The worst thing about grasshoppers in gardens is their habit of leaping up out of nowhere. But in spite of the shock they cause, these green and brown hoppers are generally beneficial in the garden. They eat some weeds, they attract birds and other wildlife, and their droppings enrich the soil. Eggs hatch from the ground in spring and early summer, and nymphs grow into adults by mid to late summer, which is when they’ll start jumping out at you.
Grasshoppers’ reputation still suffers from the way they devoured acres of crops during the drought years of the 1930s, and in some areas they still pose a serious threat to farmers. But in most home gardens, they’re benign. Because they prefer grasses and clover to flowers and vegetables, your favorite plants are typically not in danger of being their dinner. If they get hungry enough, though (for instance, if there are too many of them or their preferred foods are gone), they might expand their menu.
Grasshoppers are food for lots of critters, including cats, coyotes, frogs, toads, and birds. They’re also the target of some parasitic insects. If you’re dealing with a damaging number of grasshoppers, consider trying to attract more of their natural predators to your garden. Insecticidal soap can also be effective.
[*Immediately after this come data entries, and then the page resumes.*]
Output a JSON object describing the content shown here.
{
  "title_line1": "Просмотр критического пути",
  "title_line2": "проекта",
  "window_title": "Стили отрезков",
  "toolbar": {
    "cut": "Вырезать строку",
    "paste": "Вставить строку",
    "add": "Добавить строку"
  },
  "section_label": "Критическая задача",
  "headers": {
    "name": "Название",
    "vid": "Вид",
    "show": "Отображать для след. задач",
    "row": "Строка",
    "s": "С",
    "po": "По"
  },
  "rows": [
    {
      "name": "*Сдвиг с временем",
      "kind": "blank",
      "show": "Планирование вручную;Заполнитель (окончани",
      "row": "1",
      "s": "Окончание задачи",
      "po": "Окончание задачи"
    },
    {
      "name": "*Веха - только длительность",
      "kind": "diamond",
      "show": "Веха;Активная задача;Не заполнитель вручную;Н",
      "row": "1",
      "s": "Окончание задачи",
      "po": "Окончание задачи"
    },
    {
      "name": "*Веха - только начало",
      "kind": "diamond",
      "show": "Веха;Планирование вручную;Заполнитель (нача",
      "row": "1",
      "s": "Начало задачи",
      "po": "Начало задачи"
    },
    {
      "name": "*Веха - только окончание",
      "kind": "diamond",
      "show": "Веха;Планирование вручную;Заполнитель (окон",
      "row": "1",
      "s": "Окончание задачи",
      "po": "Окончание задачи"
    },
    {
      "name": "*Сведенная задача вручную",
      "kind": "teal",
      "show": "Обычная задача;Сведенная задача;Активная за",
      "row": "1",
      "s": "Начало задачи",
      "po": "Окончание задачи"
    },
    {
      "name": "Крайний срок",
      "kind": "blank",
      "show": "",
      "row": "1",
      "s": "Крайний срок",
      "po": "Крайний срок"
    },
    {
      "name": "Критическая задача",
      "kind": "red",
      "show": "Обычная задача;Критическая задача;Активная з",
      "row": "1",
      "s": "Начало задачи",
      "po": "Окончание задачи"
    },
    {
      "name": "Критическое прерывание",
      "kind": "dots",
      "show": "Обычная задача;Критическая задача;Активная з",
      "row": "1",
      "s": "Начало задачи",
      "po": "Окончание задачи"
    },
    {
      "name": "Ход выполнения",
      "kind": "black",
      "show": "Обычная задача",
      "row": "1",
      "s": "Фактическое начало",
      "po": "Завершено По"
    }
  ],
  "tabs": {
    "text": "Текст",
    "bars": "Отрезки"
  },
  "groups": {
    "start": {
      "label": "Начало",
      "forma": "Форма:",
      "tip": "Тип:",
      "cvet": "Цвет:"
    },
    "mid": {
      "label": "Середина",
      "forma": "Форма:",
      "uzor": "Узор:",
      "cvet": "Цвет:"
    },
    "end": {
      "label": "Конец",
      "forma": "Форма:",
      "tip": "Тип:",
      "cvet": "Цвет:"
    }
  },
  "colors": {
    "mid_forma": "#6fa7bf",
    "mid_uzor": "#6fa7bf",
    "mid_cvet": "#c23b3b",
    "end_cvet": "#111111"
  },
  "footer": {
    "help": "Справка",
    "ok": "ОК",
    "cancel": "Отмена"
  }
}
—photo courtesy of the Kemper Center for Home Gardening at the Missouri Botanical Garden